START GIVEN RECORDS

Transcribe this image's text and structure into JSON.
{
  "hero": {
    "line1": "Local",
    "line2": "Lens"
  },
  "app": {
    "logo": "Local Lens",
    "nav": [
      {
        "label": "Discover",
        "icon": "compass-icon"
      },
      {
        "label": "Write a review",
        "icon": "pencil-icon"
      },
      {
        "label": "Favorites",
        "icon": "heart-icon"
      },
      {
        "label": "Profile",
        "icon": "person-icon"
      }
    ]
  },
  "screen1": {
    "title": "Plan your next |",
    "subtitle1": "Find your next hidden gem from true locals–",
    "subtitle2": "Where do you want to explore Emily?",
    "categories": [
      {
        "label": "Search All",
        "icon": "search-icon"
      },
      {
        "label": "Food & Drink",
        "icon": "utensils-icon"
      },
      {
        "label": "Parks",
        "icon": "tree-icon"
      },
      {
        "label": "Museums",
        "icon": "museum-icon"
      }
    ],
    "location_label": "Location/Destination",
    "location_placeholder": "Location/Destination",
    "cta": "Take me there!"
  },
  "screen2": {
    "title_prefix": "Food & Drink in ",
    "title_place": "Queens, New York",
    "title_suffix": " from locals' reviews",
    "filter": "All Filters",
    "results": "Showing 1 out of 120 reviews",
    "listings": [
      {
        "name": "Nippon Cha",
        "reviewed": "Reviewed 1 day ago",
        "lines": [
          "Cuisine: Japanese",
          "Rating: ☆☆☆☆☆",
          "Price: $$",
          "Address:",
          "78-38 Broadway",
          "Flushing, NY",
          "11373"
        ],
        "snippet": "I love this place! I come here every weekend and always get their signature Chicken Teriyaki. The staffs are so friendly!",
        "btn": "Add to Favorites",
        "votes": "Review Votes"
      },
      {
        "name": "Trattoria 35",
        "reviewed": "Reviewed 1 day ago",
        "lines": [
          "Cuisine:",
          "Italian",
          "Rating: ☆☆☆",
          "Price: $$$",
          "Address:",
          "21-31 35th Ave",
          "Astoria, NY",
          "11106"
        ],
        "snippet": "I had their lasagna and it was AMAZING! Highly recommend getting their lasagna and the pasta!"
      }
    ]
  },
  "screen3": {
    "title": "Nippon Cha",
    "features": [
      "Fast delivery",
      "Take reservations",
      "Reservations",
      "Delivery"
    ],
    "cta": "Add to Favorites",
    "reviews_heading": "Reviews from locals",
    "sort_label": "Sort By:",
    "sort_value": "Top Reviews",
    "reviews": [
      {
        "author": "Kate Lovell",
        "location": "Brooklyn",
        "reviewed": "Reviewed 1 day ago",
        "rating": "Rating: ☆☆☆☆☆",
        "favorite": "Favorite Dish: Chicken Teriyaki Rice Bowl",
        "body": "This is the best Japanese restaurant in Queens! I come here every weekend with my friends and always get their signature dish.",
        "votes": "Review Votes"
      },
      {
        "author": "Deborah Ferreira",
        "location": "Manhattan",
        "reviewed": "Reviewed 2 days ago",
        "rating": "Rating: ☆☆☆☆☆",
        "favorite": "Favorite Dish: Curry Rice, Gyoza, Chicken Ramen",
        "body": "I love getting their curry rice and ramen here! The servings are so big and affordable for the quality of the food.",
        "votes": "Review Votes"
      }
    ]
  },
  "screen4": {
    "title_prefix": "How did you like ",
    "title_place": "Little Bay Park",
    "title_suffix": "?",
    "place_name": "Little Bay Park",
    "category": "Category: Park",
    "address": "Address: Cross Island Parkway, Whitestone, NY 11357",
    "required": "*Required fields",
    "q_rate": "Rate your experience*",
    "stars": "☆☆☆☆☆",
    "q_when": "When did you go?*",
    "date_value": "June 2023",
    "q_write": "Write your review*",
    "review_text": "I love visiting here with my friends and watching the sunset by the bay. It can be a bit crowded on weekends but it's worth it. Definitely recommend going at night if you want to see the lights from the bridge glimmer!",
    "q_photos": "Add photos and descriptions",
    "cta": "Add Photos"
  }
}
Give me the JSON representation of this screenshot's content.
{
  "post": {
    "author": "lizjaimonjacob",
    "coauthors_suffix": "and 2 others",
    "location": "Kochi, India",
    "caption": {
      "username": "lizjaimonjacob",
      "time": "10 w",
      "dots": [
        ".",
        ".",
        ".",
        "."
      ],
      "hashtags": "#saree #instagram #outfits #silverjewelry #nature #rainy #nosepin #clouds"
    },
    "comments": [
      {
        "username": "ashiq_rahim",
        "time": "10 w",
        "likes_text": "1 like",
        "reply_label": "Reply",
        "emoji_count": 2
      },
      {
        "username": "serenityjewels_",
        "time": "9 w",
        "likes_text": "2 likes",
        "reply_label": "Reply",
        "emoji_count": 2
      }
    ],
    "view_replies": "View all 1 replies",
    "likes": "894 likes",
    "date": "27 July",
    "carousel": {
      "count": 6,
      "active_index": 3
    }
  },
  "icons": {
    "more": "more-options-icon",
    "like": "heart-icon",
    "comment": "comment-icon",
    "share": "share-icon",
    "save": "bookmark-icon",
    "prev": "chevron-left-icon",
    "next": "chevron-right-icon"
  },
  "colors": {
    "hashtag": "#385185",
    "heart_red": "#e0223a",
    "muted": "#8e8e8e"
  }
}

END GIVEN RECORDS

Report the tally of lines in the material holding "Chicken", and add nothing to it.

3